About Forest Adventure Shinshiro

Forest Adventure Shinshiro is an off-ground adventure facility, an “outdoor park in harmony with nature,” within Shinshiro City’s expansive, forested General Park.

Covering some 8,000 square meters of the park, Forest Adventure Shinshiro challenges visitors to navigate gang-walks and wires high into the tree line. With a total of 39 activities spread across five courses, it is one of only 25 facilities of its kind in the country, and the only one in Aichi.

The courses are divided into three levels of difficulty, with the hardest (and most exciting!) being the ‘Adventure’ course. Here you will be high off the ground for the longest of time, ride a thrilling ‘Tarzan Swing’ and finish by flying along a 100-meter zip line.
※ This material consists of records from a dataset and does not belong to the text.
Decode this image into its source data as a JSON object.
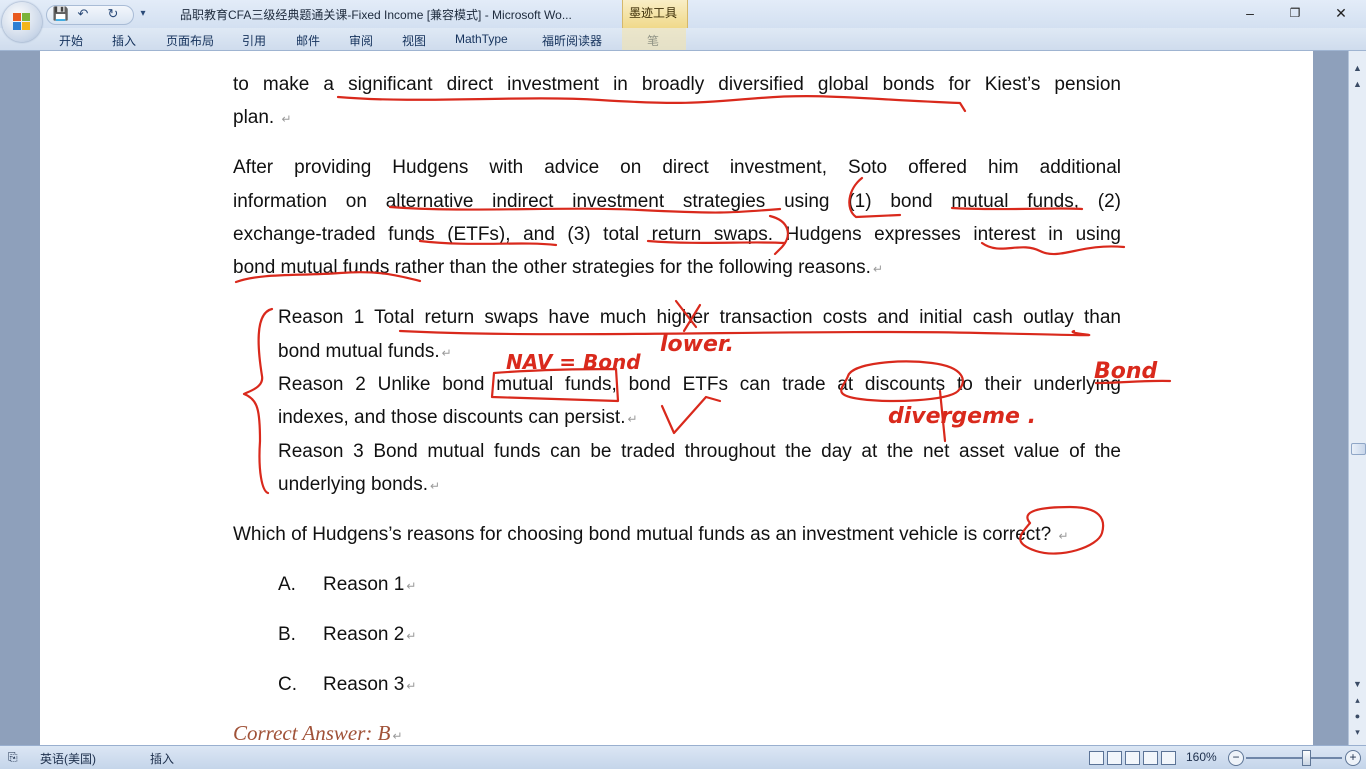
{
  "window": {
    "title": "品职教育CFA三级经典题通关课-Fixed Income [兼容模式] - Microsoft Wo...",
    "context_tab": "墨迹工具",
    "controls": {
      "minimize": "–",
      "restore": "❐",
      "close": "✕"
    }
  },
  "quick_access": {
    "save": "💾",
    "undo": "↶",
    "redo": "↻",
    "customize": "▾"
  },
  "ribbon_tabs": [
    "开始",
    "插入",
    "页面布局",
    "引用",
    "邮件",
    "审阅",
    "视图",
    "MathType",
    "福昕阅读器",
    "笔"
  ],
  "help": "?",
  "document": {
    "para1_line1": "to make a significant direct investment in broadly diversified global bonds for Kiest’s pension",
    "para1_line2": "plan.",
    "para2_line1": "After providing Hudgens with advice on direct investment, Soto offered him additional",
    "para2_line2": "information on alternative indirect investment strategies using (1) bond mutual funds, (2)",
    "para2_line3": "exchange-traded funds (ETFs), and (3) total return swaps. Hudgens expresses interest in using",
    "para2_line4": "bond mutual funds rather than the other strategies for the following reasons.",
    "reason1_line1": "Reason 1 Total return swaps have much higher transaction costs and initial cash outlay than",
    "reason1_line2": "bond mutual funds.",
    "reason2_line1": "Reason 2 Unlike bond mutual funds, bond ETFs can trade at discounts to their underlying",
    "reason2_line2": "indexes, and those discounts can persist.",
    "reason3_line1": "Reason 3 Bond mutual funds can be traded throughout the day at the net asset value of the",
    "reason3_line2": "underlying bonds.",
    "question": "Which of Hudgens’s reasons for choosing bond mutual funds as an investment vehicle is correct?",
    "options": [
      {
        "letter": "A.",
        "text": "Reason 1"
      },
      {
        "letter": "B.",
        "text": "Reason 2"
      },
      {
        "letter": "C.",
        "text": "Reason 3"
      }
    ],
    "answer": "Correct Answer: B",
    "paragraph_mark": "↵"
  },
  "ink_notes": [
    "lower.",
    "NAV = Bond",
    "Bond",
    "divergeme ."
  ],
  "ink_color": "#d9291c",
  "status": {
    "language": "英语(美国)",
    "insert_mode": "插入",
    "zoom": "160%",
    "zoom_out": "−",
    "zoom_in": "+",
    "zoom_level": 0.62
  },
  "scroll": {
    "up": "▲",
    "down": "▼",
    "prev": "▴",
    "next": "▾",
    "select": "●"
  }
}
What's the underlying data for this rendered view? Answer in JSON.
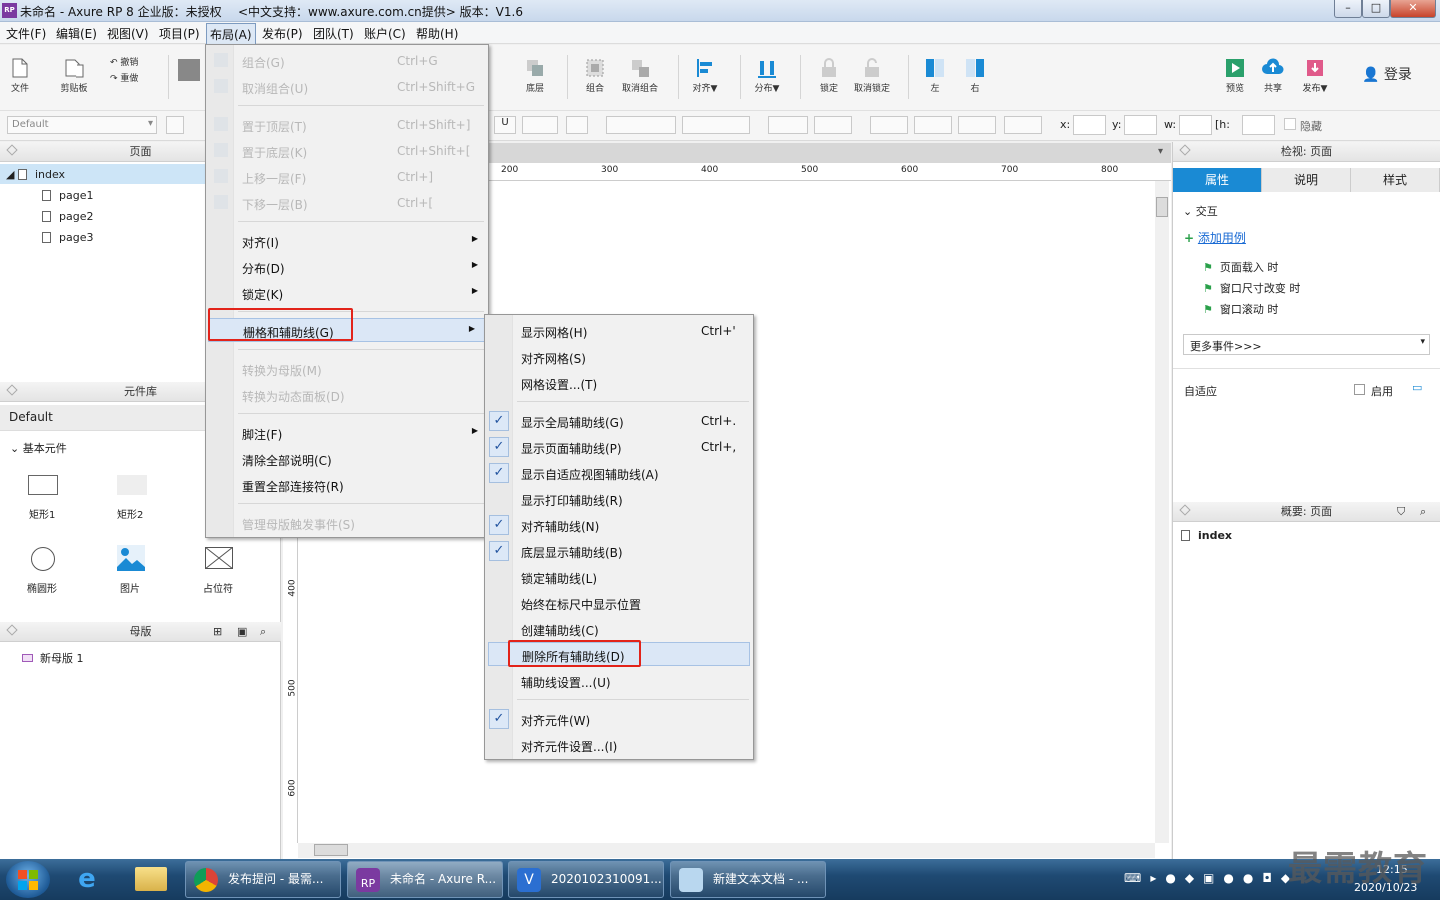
{
  "titlebar": {
    "title": "未命名 - Axure RP 8 企业版：未授权",
    "support": "<中文支持：www.axure.com.cn提供> 版本：V1.6",
    "app_icon": "RP"
  },
  "menubar": [
    "文件(F)",
    "编辑(E)",
    "视图(V)",
    "项目(P)",
    "布局(A)",
    "发布(P)",
    "团队(T)",
    "账户(C)",
    "帮助(H)"
  ],
  "toolbar": {
    "file": "文件",
    "clipboard": "剪贴板",
    "undo": "撤销",
    "redo": "重做",
    "bottom_layer": "底层",
    "group": "组合",
    "ungroup": "取消组合",
    "align": "对齐▼",
    "distribute": "分布▼",
    "lock": "锁定",
    "unlock": "取消锁定",
    "left": "左",
    "right": "右",
    "preview": "预览",
    "share": "共享",
    "publish": "发布▼",
    "login": "登录"
  },
  "toolbar2": {
    "style_select": "Default",
    "x_label": "x:",
    "y_label": "y:",
    "w_label": "w:",
    "h_label": "h:",
    "hidden": "隐藏"
  },
  "pages_panel": {
    "title": "页面",
    "root": "index",
    "children": [
      "page1",
      "page2",
      "page3"
    ]
  },
  "library_panel": {
    "title": "元件库",
    "select": "Default",
    "section": "基本元件",
    "widgets": [
      "矩形1",
      "矩形2",
      "椭圆形",
      "图片",
      "占位符"
    ]
  },
  "masters_panel": {
    "title": "母版",
    "items": [
      "新母版 1"
    ]
  },
  "ruler": {
    "top": [
      "200",
      "300",
      "400",
      "500",
      "600",
      "700",
      "800"
    ],
    "left": [
      "400",
      "500",
      "600"
    ]
  },
  "layout_menu": {
    "items": [
      {
        "label": "组合(G)",
        "shortcut": "Ctrl+G",
        "disabled": true
      },
      {
        "label": "取消组合(U)",
        "shortcut": "Ctrl+Shift+G",
        "disabled": true
      },
      {
        "label": "置于顶层(T)",
        "shortcut": "Ctrl+Shift+]",
        "disabled": true
      },
      {
        "label": "置于底层(K)",
        "shortcut": "Ctrl+Shift+[",
        "disabled": true
      },
      {
        "label": "上移一层(F)",
        "shortcut": "Ctrl+]",
        "disabled": true
      },
      {
        "label": "下移一层(B)",
        "shortcut": "Ctrl+[",
        "disabled": true
      },
      {
        "label": "对齐(I)"
      },
      {
        "label": "分布(D)"
      },
      {
        "label": "锁定(K)"
      },
      {
        "label": "栅格和辅助线(G)"
      },
      {
        "label": "转换为母版(M)",
        "disabled": true
      },
      {
        "label": "转换为动态面板(D)",
        "disabled": true
      },
      {
        "label": "脚注(F)"
      },
      {
        "label": "清除全部说明(C)"
      },
      {
        "label": "重置全部连接符(R)"
      },
      {
        "label": "管理母版触发事件(S)",
        "disabled": true
      }
    ]
  },
  "grid_submenu": {
    "items": [
      {
        "label": "显示网格(H)",
        "shortcut": "Ctrl+'"
      },
      {
        "label": "对齐网格(S)"
      },
      {
        "label": "网格设置...(T)"
      },
      {
        "label": "显示全局辅助线(G)",
        "shortcut": "Ctrl+.",
        "checked": true
      },
      {
        "label": "显示页面辅助线(P)",
        "shortcut": "Ctrl+,",
        "checked": true
      },
      {
        "label": "显示自适应视图辅助线(A)",
        "checked": true
      },
      {
        "label": "显示打印辅助线(R)"
      },
      {
        "label": "对齐辅助线(N)",
        "checked": true
      },
      {
        "label": "底层显示辅助线(B)",
        "checked": true
      },
      {
        "label": "锁定辅助线(L)"
      },
      {
        "label": "始终在标尺中显示位置"
      },
      {
        "label": "创建辅助线(C)"
      },
      {
        "label": "删除所有辅助线(D)"
      },
      {
        "label": "辅助线设置...(U)"
      },
      {
        "label": "对齐元件(W)",
        "checked": true
      },
      {
        "label": "对齐元件设置...(I)"
      }
    ]
  },
  "inspector": {
    "title": "检视: 页面",
    "tabs": [
      "属性",
      "说明",
      "样式"
    ],
    "section": "交互",
    "add_case": "添加用例",
    "events": [
      "页面载入 时",
      "窗口尺寸改变 时",
      "窗口滚动 时"
    ],
    "more_events": "更多事件>>>",
    "adaptive": "自适应",
    "enable": "启用"
  },
  "outline_panel": {
    "title": "概要: 页面",
    "item": "index"
  },
  "taskbar": {
    "tasks": [
      "发布提问 - 最需...",
      "未命名 - Axure R...",
      "2020102310091...",
      "新建文本文档 - ..."
    ],
    "time": "12:15",
    "date": "2020/10/23",
    "watermark": "最需教育"
  },
  "colors": {
    "accent_blue": "#1a8ad4",
    "highlight_red": "#e2231a",
    "axure_purple": "#7b3aa0"
  }
}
For those who are a little unsure about being suspended in the air for all that time, or just want to get a feel for it before graduating to the Adventure Course, the Discovery Course is a little easier, and easier still is the Canopy Course.

Safe Fun for the Family

Though it sounds like the domain of action men and women, or a grueling military exercise, Forest Adventure Shinshiro is, in fact, a great day out for all of the family, with the Canopy Course open to children from 110 centimeters (though children must be 140cm to enjoy the Adventure Course).

As such, safety is paramount, and there is a constant emphasis on personal responsibility. There is an extensive training course at the beginning of the activity, with training on the belay system especially important. As this may be difficult for small children, the Canopy Course has a continuous belay system that does not require uncoupling.

Forest Adventure Shinshiro Details

It takes between two and two and a half hours to complete the Adventure Course. While some basic level of fitness is probably advantageous, it is not strictly necessary as many of the activities are light work, and the safety harness supports your weight. However, the more you can do without their help, the more exciting it will be!

Originally for H&R Group